The future is bright, and early-stage investors get to have a front-row seat to the newest technological developments.
Despite popular belief, early-stage investing is not just about money. Investors can provide ongoing guidance to startup founders by sharing their specialized knowledge about the market. When choosing a company to invest in, VCs will anchor to a set of criteria to increase the probability that their money and time go to a winning startup.
In the latest episode of Infutor’s Identity Revolution podcast, Eric Franchi joins Cory Davis to shed some light on early-stage investing. Eric is a Partner at MathCapital, an early-stage venture capital fund focused on the digital transformation of marketing and media. With more than 45 companies in its portfolio – in areas such as CTV, identity, commerce media, and analytics – MathCapital is very active and successful in early-stage investing.
Eric talks about the key ingredients to success in venture capital. He explains the process of choosing winning startups and the importance of finding highly driven founders. If you want to hear more, continue reading or tune in to the latest episode of the podcast.
Start when other people aren’t paying attention
At the moment, MathCapital is a successful venture-capital firm, but a few years back the industry was very different. MarTech and AdTech had yet to explode, and it might not have been the best time to seek investment opportunities in these startups. Fast-forward four years, MathCapital has companies like Zeotap, Narrative I/O, TrueData, TVision, etc., in its portfolio, proving once again that we should be “fearful when others are greedy and greedy when others are fearful.”
Eric says there was a certain disdain in the minds of generalist venture capitalists at the time, but he and his partners had an idea worth believing in and pursuing.
“So we were like, ‘Ha, if we believe in this and not many other folks believe in it at the time, this could be a great time to start a fund.’ Ideally, you want to start it when not too many people are paying attention.”
Looking back, it seems that the timing was right for MathCapital, given the growth observed in MarTech/AdTech over the last decade.
Early-stage investing 101: How to pick winners?
Building a new business is challenging. It takes time, hard work, and ongoing support. Early-stage investors are typically entrepreneurs themselves with a deep understanding of successful business models. They’re present at the earliest stages to supply startups with enough money to actualize a vision.
According to Eric, there are four criteria to consider when deciding whether to invest in a company or not. In early-stage investment, these criteria remain the same while the process changes slightly. “The earlier the stage of the company, the more you need to wait, what I would call the three or four categories you use for investment criteria. They are team, vision, market, and then it’s product traction, ability to add value as an investor.”
With most of MathCapital’s investments early on, they tend to weigh team and vision over anything disproportionately. Eric explains, “I think A – the earlier the stage, the more we’re weighing the team. B – I think because we’re so early-stage focused, the fact that we’re so sector-focused and we’re still operators, Joe’s still deeply operational, it gives us an edge. And then, we’ve got the broad heading of marketing and media and AdTech. And then below that, a lot of our thoughts come from the market and where’s the market going.”

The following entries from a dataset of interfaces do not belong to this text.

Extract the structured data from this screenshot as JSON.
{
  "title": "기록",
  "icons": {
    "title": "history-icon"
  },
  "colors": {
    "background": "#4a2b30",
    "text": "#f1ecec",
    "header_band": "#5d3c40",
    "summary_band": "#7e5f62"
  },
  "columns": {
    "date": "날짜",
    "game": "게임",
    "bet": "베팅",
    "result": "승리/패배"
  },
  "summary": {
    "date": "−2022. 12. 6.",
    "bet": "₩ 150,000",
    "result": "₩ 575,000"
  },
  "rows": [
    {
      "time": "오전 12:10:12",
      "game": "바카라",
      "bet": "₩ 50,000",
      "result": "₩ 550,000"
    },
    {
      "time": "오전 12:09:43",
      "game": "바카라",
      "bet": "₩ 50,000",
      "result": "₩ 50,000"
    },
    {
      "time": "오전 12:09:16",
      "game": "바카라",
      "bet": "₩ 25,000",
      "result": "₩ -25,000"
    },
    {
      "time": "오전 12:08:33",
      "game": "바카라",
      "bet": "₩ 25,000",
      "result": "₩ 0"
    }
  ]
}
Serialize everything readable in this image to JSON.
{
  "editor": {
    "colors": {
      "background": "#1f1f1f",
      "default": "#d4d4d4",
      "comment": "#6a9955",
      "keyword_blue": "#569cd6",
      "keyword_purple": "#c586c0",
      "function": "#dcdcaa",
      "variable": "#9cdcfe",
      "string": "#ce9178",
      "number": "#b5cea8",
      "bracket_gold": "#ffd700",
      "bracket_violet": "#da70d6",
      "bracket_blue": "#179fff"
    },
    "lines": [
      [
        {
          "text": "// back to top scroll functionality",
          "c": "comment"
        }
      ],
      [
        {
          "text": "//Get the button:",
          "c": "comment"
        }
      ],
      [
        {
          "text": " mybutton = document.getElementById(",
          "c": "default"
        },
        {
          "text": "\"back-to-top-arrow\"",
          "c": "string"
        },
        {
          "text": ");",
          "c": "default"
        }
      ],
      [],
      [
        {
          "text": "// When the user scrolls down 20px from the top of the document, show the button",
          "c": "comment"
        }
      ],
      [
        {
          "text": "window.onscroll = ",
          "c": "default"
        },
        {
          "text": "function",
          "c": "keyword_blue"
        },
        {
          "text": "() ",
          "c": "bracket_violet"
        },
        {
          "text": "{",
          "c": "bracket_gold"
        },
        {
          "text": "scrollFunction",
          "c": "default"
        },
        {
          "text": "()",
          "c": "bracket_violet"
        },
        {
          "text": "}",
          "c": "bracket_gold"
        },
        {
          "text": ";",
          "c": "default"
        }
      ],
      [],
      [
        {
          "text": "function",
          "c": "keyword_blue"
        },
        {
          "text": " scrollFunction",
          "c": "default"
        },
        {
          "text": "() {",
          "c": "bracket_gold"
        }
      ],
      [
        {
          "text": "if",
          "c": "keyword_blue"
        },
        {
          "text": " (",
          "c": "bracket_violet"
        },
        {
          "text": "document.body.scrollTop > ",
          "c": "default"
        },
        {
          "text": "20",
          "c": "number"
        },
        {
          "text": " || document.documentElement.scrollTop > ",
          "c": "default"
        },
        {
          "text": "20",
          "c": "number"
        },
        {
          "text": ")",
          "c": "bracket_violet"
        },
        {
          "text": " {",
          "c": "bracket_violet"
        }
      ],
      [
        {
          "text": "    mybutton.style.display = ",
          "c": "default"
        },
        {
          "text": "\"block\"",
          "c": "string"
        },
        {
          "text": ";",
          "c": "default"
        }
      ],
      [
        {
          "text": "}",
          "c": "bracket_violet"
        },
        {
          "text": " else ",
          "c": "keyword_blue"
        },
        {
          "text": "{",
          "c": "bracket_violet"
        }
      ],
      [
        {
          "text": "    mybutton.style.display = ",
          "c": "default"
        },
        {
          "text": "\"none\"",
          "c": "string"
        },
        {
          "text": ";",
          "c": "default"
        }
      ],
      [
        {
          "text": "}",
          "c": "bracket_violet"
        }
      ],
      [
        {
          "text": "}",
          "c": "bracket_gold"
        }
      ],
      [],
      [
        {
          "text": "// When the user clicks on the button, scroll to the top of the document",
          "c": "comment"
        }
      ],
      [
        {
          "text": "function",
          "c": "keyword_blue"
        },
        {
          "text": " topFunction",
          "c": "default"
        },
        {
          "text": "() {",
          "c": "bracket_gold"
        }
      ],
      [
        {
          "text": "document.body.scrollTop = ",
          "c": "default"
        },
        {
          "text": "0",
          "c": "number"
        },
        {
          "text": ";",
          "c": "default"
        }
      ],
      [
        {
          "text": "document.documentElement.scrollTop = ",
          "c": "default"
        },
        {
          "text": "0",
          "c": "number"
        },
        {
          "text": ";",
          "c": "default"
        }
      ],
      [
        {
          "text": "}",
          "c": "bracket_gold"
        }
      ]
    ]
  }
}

Companies are a reflection of their leadership
Everyone has their leadership style, and founders tend to transfer their cultural traits and management methods to the employees, creating “company culture.” That’s why when investing in a company, VCs like Eric start by getting to know its founders first.
Team and vision are almost equally important to early-stage investors. Eric explains how MathCapital evaluates founders. “The number one, if it’s a founder that we know. If this is their second business, this is their third business; they’ve had a track record of success before. So we’ll take that into consideration. It’s not necessarily a slam dunk. We’ll bet on second-time founders. That’s directionally a good thing to do because so many of our investments are first-time founders, domain expertise, or some unique insight of why don’t you start this business.
The more they can tell a story and help us understand from their unique perspective why they’re building this specific business in this niche, that’s where we’ll start to get excited.”
Technology is shaping the future
Eric says he’s excited to be investing ahead of all the technological developments that are yet to happen in MarTech/AdTech. He believes the next 20 years will be much bigger than the previous 20 in terms of digitalization. Everything that can become digital will. For example, voice search dominates the space right now, when it was virtually non-existent before mobile search exceeded desktop search in 2015.
We evolve alongside technology. Eric explains, “All of these new markets are opening up to expand digital from what it once was. What does that then require? That then requires an entirely new set of infrastructure to be built to make that hat right. So everything from the identity layer, from the ability to use machine learning and AI in a much more tangible way.”
The future may be unknown to us, but it’s certainly bright and exciting. “We think the next 20 years makes the first 20 years look like child’s play.”
Note: This is based on an episode of Identity Revolution, Infutor’s podcast featuring data-driven experts discussing all things marketing, analytics, and identity. We take a deep dive into industry trends, strategies, and the future of data technology.